Vitiligo is a medical condition that causes the skin to lose color. Some people develop a few spots that lighten or turn completely white. Others can have widespread loss of skin color. Vitiligo can develop on any part of the body, but commonly begins on the hands, forearms, feet or face. There is no way to predict how much color a person will lose.
Who is at Risk?
Vitiligo affects both genders and all races, but it is more noticeable in people with darker skin. The close “blood relatives” of a patient with vitiligo are also at an elevated risk of developing vitiligo. Patients with vitiligo also have an increased risk of other autoimmune disorders, such as thyroid disease, Type 1 diabetes, rheumatoid arthritis, and others.

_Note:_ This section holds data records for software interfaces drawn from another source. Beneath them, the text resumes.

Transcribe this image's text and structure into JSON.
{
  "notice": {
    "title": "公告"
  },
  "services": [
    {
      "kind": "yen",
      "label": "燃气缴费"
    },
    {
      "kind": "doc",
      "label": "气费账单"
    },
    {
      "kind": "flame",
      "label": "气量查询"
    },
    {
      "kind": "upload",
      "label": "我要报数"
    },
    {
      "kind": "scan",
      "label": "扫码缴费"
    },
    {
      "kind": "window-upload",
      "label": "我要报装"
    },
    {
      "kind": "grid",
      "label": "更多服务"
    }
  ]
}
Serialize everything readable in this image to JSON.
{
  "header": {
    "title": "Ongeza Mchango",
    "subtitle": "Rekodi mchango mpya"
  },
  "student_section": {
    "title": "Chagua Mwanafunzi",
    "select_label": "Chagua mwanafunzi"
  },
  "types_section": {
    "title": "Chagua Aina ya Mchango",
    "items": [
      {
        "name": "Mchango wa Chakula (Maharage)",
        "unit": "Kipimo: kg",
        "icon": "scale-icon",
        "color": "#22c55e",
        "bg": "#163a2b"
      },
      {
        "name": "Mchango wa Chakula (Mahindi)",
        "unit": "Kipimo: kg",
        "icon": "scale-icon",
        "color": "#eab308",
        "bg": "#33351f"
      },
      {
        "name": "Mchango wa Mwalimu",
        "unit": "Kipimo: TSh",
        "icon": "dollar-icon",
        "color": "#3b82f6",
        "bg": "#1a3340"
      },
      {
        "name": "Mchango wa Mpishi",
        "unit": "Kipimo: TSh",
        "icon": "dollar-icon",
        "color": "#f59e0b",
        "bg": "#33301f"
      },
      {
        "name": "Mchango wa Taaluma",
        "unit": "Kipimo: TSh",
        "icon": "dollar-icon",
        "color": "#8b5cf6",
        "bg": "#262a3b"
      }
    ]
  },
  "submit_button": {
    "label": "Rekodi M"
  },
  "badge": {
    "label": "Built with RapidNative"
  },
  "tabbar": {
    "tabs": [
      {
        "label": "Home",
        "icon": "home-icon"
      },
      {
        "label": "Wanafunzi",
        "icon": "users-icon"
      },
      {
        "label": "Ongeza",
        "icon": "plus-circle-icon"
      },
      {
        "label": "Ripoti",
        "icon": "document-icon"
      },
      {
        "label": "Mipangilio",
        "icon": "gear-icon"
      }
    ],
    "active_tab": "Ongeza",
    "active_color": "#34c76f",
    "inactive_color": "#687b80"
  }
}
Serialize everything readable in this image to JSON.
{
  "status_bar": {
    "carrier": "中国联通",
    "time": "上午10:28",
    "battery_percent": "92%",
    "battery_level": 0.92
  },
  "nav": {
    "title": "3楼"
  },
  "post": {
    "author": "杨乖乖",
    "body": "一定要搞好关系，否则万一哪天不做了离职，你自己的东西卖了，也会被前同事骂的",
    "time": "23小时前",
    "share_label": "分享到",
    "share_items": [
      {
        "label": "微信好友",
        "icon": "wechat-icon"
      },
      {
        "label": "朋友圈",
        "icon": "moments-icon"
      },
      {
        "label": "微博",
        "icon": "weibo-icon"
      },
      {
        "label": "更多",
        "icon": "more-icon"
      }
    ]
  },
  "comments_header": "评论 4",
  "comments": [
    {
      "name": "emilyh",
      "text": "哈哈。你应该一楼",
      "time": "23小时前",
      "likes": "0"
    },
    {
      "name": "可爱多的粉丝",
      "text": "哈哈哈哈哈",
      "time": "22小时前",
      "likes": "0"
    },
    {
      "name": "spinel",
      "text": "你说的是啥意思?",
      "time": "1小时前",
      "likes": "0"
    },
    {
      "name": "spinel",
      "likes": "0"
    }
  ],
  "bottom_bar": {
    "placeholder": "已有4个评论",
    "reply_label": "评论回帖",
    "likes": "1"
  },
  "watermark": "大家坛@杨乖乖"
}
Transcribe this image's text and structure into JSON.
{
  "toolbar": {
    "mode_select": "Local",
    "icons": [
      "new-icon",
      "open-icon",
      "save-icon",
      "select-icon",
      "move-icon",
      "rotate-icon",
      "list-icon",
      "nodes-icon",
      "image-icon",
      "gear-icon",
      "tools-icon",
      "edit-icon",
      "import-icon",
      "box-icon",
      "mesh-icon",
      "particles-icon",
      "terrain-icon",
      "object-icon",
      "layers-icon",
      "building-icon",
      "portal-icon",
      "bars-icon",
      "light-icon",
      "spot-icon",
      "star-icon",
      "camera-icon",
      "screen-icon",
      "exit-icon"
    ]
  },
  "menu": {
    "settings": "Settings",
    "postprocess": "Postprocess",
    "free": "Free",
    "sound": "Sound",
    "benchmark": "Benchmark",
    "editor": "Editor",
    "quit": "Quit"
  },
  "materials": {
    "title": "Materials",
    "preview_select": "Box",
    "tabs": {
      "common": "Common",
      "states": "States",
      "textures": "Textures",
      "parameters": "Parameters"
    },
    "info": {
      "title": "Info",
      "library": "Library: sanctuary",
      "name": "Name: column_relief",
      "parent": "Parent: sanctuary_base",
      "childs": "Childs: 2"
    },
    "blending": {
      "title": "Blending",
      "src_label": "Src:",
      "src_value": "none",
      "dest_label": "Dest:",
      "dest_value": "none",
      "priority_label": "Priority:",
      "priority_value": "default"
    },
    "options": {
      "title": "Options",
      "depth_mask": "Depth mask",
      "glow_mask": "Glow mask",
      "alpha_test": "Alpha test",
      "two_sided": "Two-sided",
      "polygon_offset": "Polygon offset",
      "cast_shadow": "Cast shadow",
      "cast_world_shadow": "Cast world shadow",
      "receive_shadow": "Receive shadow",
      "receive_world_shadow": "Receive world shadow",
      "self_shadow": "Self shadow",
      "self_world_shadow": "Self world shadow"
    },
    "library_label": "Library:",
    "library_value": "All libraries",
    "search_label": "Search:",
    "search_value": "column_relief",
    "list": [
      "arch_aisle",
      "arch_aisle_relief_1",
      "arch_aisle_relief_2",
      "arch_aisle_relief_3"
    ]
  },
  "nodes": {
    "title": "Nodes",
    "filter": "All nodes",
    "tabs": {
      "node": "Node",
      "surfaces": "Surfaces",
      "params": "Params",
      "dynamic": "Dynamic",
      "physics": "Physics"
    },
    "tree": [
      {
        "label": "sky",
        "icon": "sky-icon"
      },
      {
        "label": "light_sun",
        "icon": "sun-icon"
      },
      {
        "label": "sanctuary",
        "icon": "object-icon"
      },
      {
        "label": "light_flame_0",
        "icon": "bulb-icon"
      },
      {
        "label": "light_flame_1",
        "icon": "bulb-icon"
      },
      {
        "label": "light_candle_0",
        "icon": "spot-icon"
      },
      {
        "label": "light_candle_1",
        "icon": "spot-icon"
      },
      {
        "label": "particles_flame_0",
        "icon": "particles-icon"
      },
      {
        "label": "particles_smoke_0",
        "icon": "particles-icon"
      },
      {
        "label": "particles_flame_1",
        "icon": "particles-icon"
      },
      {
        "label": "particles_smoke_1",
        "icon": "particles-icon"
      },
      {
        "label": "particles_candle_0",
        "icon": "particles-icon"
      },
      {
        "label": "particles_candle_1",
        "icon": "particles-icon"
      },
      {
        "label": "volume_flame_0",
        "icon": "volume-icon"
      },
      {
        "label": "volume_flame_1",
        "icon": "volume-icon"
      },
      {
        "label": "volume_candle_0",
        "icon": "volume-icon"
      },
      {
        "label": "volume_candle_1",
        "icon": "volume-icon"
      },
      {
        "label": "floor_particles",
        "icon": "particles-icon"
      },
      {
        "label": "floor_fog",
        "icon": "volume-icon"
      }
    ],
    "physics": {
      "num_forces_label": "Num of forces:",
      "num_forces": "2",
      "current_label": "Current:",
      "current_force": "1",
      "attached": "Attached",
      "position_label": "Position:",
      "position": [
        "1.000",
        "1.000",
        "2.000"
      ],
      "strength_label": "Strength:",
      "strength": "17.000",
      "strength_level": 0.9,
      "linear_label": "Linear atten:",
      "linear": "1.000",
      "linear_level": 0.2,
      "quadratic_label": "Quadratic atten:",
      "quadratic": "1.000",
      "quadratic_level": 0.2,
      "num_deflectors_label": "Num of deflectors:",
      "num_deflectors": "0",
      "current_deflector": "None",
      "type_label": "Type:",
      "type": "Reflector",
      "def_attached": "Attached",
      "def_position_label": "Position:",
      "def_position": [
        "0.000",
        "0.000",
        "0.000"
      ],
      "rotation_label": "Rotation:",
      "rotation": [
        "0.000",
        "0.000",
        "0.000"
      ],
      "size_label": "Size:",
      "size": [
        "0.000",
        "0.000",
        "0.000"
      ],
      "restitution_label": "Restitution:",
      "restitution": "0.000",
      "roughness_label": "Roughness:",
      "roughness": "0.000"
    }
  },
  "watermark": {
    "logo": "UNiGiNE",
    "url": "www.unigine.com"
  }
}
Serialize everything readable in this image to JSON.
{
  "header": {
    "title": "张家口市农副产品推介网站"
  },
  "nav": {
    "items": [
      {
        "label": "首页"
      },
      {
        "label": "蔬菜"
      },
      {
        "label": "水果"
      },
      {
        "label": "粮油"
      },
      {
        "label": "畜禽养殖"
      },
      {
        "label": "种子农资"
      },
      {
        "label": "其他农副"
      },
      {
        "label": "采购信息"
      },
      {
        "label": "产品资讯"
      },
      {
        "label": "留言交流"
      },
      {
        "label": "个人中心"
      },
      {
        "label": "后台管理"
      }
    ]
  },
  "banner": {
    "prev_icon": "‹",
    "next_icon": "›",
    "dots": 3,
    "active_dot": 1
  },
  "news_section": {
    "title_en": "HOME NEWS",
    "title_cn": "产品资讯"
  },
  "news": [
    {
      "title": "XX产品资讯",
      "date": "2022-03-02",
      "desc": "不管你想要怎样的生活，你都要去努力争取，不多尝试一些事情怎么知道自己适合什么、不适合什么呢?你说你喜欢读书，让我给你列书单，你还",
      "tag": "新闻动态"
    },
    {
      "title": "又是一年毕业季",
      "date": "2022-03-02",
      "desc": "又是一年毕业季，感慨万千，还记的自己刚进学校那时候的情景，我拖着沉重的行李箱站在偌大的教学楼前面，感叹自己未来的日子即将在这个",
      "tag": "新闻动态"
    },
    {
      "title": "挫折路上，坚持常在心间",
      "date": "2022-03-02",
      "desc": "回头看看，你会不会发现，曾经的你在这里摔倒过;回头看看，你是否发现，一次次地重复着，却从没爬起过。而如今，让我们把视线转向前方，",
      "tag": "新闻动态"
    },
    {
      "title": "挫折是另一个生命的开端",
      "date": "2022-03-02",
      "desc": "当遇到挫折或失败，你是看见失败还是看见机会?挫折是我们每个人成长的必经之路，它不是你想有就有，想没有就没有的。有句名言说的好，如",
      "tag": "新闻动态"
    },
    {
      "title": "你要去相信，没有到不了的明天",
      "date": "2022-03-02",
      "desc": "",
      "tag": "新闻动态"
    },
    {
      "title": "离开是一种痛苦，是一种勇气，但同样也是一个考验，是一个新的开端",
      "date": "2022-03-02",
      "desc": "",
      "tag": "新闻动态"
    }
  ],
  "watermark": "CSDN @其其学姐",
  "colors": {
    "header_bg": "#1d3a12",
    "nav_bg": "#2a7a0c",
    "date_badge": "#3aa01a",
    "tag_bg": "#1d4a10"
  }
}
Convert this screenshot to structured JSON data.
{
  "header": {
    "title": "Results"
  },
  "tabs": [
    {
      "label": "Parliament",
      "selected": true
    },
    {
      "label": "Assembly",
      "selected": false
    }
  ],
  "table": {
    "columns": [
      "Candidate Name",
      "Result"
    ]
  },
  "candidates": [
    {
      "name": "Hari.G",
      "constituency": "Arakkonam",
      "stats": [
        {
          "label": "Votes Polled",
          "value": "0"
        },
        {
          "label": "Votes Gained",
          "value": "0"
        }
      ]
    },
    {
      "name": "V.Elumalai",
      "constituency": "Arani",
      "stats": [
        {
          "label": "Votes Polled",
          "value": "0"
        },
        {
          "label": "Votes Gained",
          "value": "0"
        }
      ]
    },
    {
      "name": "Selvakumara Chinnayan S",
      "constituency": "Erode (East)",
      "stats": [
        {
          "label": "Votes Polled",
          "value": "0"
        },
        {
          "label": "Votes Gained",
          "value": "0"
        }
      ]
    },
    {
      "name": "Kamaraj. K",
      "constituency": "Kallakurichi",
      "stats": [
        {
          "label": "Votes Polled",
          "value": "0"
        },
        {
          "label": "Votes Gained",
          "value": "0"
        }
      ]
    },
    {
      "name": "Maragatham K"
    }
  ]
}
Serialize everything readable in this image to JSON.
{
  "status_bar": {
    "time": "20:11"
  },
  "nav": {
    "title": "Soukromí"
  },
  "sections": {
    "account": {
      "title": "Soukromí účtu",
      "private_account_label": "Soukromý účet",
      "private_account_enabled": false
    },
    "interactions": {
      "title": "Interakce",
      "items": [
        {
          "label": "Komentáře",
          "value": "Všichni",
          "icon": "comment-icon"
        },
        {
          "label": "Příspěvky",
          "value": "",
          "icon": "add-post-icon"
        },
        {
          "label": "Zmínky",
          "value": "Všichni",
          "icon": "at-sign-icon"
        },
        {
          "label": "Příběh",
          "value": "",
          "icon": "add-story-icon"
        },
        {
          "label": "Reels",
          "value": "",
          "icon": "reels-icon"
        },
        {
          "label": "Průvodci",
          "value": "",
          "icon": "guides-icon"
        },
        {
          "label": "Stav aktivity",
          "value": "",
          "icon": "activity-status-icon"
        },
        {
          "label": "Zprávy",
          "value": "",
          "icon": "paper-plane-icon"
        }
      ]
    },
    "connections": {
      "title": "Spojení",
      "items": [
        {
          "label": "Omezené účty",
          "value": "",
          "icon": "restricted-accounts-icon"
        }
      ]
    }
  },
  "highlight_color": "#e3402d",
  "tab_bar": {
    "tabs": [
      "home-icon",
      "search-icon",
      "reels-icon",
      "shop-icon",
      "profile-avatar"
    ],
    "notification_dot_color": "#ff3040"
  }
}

Researchers have discovered that vitiligo develops when cells called melanocytes die or are destroyed by the body’s immune system. As the cells die, an area of the skin or hair turns white because the cells no longer make pigment.
Vitiligo is apparently caused by inheritance of multiple causal genes simultaneously, possibly in different combinations in different people, plus exposure to environmental risk factors or triggers, which are not yet known. Phenols are one example of a suspected environmental trigger. More commonly, stress, whether emotional or physical, can trigger vitiligo. Research continues into these and other possibilities.
When a dermatologist suspects vitiligo, the practitioner examines the skin. A device called a Wood’s lamp, which shines ultraviolet light onto the skin, may be used to help the dermatologist distinguish vitiligo from other skin conditions.
Depending on your symptoms, blood work may or may not be ordered to see if other associated autoimmune conditions are present.
Skin color in vitiligo can occasionally return without treatment.
The first line of treatment in vitiligo is usually topical creams or ointments. If there is no response, other treatments may be considered if they are approved by the patient’s insurance company. There are a number of light and laser treatments for vitiligo, including narrow band UVB, PUVA, or treatment with an ultraviolet Xtrac laser, all of which are available at Brinton Lake Dermatology.
Camouflaging areas of vitiligo with make-up, a self-tanner or dye is sometimes suggested. It is especially important that patients with vitiligo use good sun protection and avoid tanning. The areas of vitiligo will be more visible, if the normal pigmented skin is tan. The areas of vitiligo also have no natural pigment sun protection and are very susceptible to sunburn.